Dolfin is not the first company to be accused of playing with the system. Years ago, Maxwell Asset Management Ltd., another golden visa facilitator, had a process where it loaned money to clients on the condition that the funds were invested in an entity called Eclectic Capital Management. Eclectic, owned by the wife of Maxwell owner Dimitri Kirpichenko, invested nearly all of that money in Russian rather than British companies, court documents show, defeating the purpose of investment visas.
The Home Office rejected the claims, arguing that Eclectic’s investments did not comply with the rules. The decision was challenged by some investors and last year the Court of Appeals agreed that the claims complied with the letter if not the spirit of the law.
“I did not come to these conclusions with enthusiasm,” Judge Andrew Popplewell said, ruling that the decision to deny visas to Maxwell clients was incorrect. “This result is, however, a product of rule-making.”
The Home Office is asking the UK’s highest court to review the Maxwell case. Several attempts to reach Maxwell and Eclectic for comment were unsuccessful.
In the Dolfin case, the Interior Ministry has yet to send any denial letters, according to two people familiar with the matter. As in the Maxwell case, the final decision may rest with a court. Some of Dolfin’s clients have engaged Jackson & Lyon LLP, the law firm used by Maxwell visa applicants. The company said it represents a number of Dolfin Tier 1 investors and will determine the best course of action if their visas are revoked.
The Home Office declined to comment on the Dolfin case, but a spokeswoman said the department “will not tolerate abuse of the system”.
To complicate matters further for Dolfin, the FCA said in its watch notice that its broader investigation – beyond visas – found transactions suggesting an “unacceptable risk of the company being used for financial crime purposes”. .

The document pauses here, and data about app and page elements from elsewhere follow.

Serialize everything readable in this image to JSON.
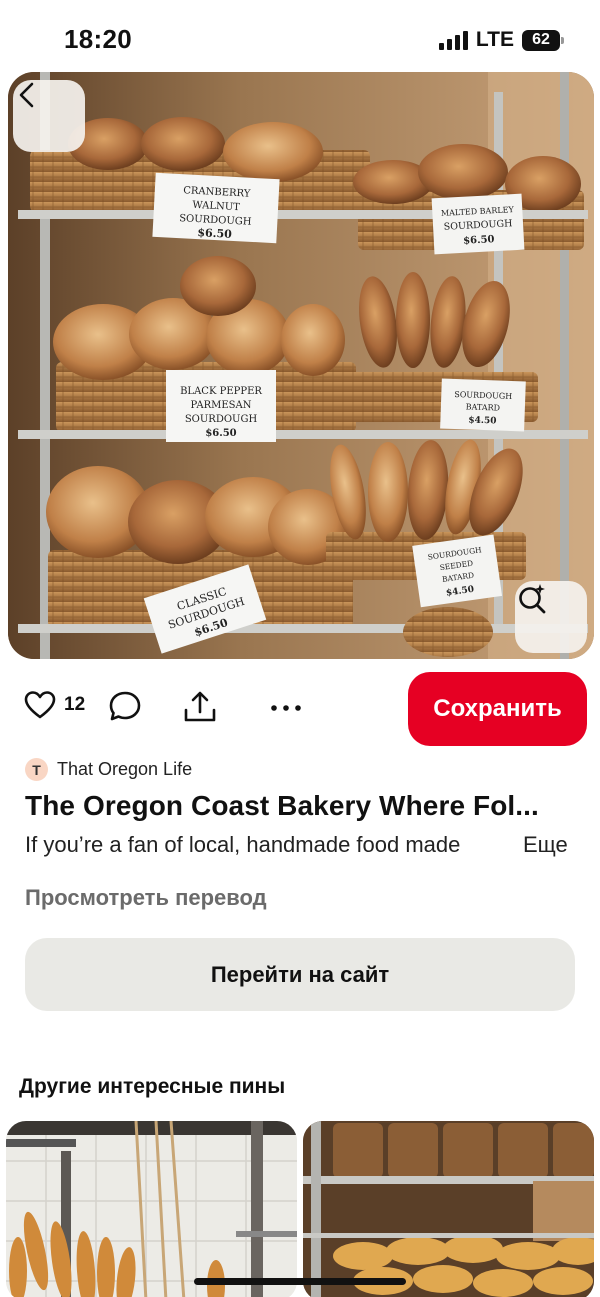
{
  "status_bar": {
    "time": "18:20",
    "network": "LTE",
    "battery": "62"
  },
  "hero": {
    "labels": {
      "cranberry": [
        "CRANBERRY",
        "WALNUT",
        "SOURDOUGH",
        "$6.50"
      ],
      "malted": [
        "MALTED BARLEY",
        "SOURDOUGH",
        "$6.50"
      ],
      "black_pepper": [
        "BLACK PEPPER",
        "PARMESAN",
        "SOURDOUGH",
        "$6.50"
      ],
      "batard": [
        "SOURDOUGH",
        "BATARD",
        "$4.50"
      ],
      "classic": [
        "CLASSIC",
        "SOURDOUGH",
        "$6.50"
      ],
      "seeded": [
        "SOURDOUGH",
        "SEEDED",
        "BATARD",
        "$4.50"
      ]
    }
  },
  "actions": {
    "like_count": "12",
    "save_label": "Сохранить"
  },
  "pin": {
    "author_initial": "T",
    "author_name": "That Oregon Life",
    "title": "The Oregon Coast Bakery Where Fol...",
    "description": "If you’re a fan of local, handmade food made",
    "more_label": "Еще",
    "translate_label": "Просмотреть перевод",
    "visit_label": "Перейти на сайт"
  },
  "more_pins": {
    "title": "Другие интересные пины"
  },
  "colors": {
    "brand_red": "#e60023",
    "secondary_button": "#e9e9e5"
  }
}
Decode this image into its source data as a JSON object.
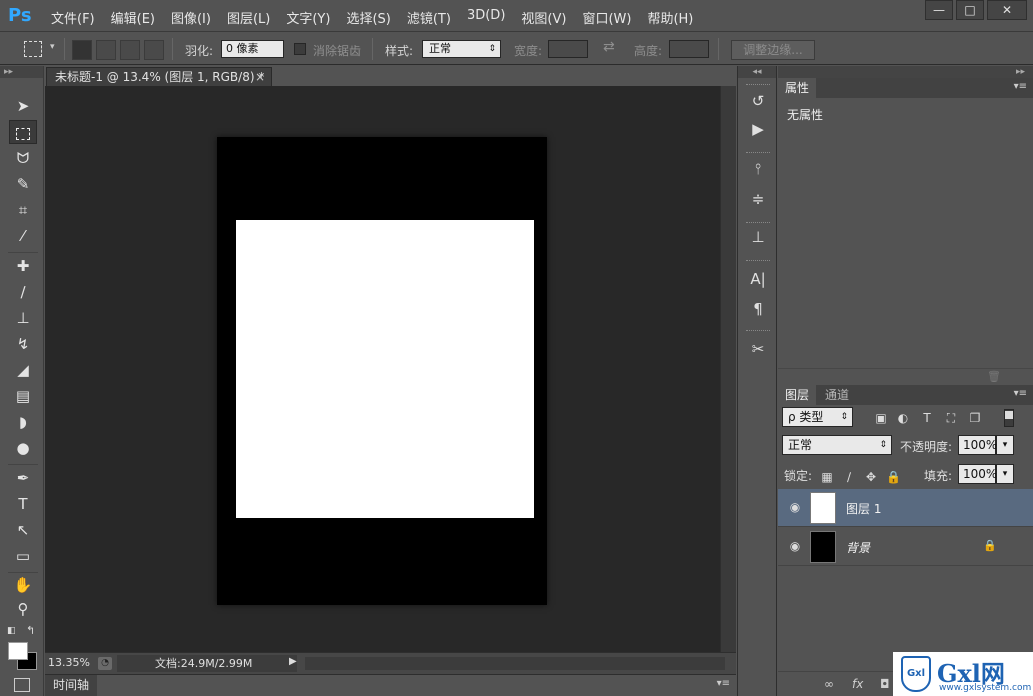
{
  "app": {
    "logo": "Ps"
  },
  "menu": [
    "文件(F)",
    "编辑(E)",
    "图像(I)",
    "图层(L)",
    "文字(Y)",
    "选择(S)",
    "滤镜(T)",
    "3D(D)",
    "视图(V)",
    "窗口(W)",
    "帮助(H)"
  ],
  "window_controls": {
    "minimize": "—",
    "restore": "□",
    "close": "✕"
  },
  "options": {
    "feather_label": "羽化:",
    "feather_value": "0 像素",
    "antialias_label": "消除锯齿",
    "style_label": "样式:",
    "style_value": "正常",
    "width_label": "宽度:",
    "height_label": "高度:",
    "swap_icon": "⇄",
    "refine_edge": "调整边缘..."
  },
  "document": {
    "tab_title": "未标题-1 @ 13.4% (图层 1, RGB/8) *",
    "tab_close": "×",
    "zoom": "13.35%",
    "doc_info": "文档:24.9M/2.99M",
    "status_arrow": "▶"
  },
  "timeline": {
    "label": "时间轴",
    "menu": "▾≡"
  },
  "panels": {
    "collapse_left": "▸▸",
    "collapse_dock": "◂◂",
    "properties": {
      "tab": "属性",
      "menu": "▾≡",
      "empty": "无属性"
    },
    "layers": {
      "tab_layers": "图层",
      "tab_channels": "通道",
      "menu": "▾≡",
      "filter_kind": "ρ 类型",
      "blend_mode": "正常",
      "opacity_label": "不透明度:",
      "opacity_value": "100%",
      "lock_label": "锁定:",
      "fill_label": "填充:",
      "fill_value": "100%",
      "items": [
        {
          "name": "图层 1",
          "selected": true,
          "locked": false,
          "thumb": "#ffffff"
        },
        {
          "name": "背景",
          "selected": false,
          "locked": true,
          "thumb": "#000000"
        }
      ],
      "footer_icons": [
        "∞",
        "fx",
        "◘",
        "◐",
        "▭",
        "▢",
        "🗑"
      ]
    }
  },
  "watermark": {
    "brand": "Gxl网",
    "url": "www.gxlsystem.com",
    "shield": "Gxl"
  },
  "colors": {
    "foreground": "#ffffff",
    "background": "#000000",
    "accent": "#31a8ff"
  }
}
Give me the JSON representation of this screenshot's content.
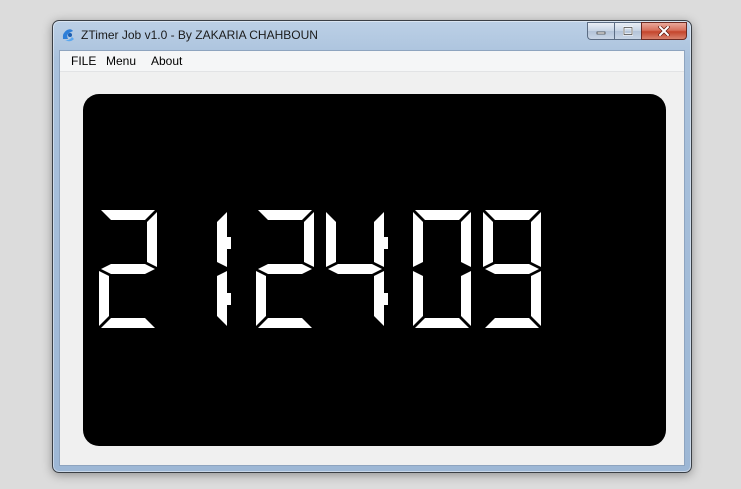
{
  "window": {
    "title": "ZTimer Job v1.0 - By ZAKARIA CHAHBOUN",
    "icon": "ztimer-app-icon",
    "controls": [
      "minimize-icon",
      "maximize-icon",
      "close-icon"
    ]
  },
  "menubar": {
    "items": [
      {
        "label": "FILE"
      },
      {
        "label": "Menu"
      },
      {
        "label": "About"
      }
    ]
  },
  "clock": {
    "time": "21:24:09",
    "digit_color": "#ffffff",
    "panel_color": "#000000"
  }
}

It revealed Dolfin’s ‘significant and ongoing relationship’ with a very wealthy client who had been the subject of a UK unexplained wealth order. the customer is Nurali Aliyev, the grandson of longtime Kazakhstan leader Nursultan Nazarbayev, according to two people familiar with the matter. SourceMaterial and openDemocracy revealed Aliyev’s identity as Dolfin’s mystery shopper last month.
For many British lawmakers, Aliyev’s deals in the country are emblematic of London’s role in the world of financial crime.
“Britain has opened our borders, our property market, our financial structures to the Kazakh ruling class, allowing them to launder their illicit wealth and spend it,” MP Margaret Hodge told parliament this month, calling to add Aliyev to the list. Kazakh elites under anti-corruption sanctions.
She cited a Chatham House report showing that around £330 million of real estate in the UK is owned by the extended Nazarbayev family. Aliyev’s lawyers did not respond to messages seeking comment, but in a 2020 case to spill an order of wealth, Aliyev said the charges against him and his family are “totally baseless”. Dolfin’s directors and co-founders declined to comment on any company dealings with Aliyev.
Meanwhile, some of the money from Dolfin’s Tier 1 Chinese customers appears to have been invested in companies with ties to the company’s past and current directors. For example, some was invested in bonds issued by Artek Group Plc, a company owned by Nagy and Zhukovsky’s wife, people familiar with the matter said. A spokeswoman for the Dolfin co-founders declined to comment on the investment.
Unlike Dolfin, Artek is still in business. In fact, his office is on Berkeley Street, just across from Dolfin.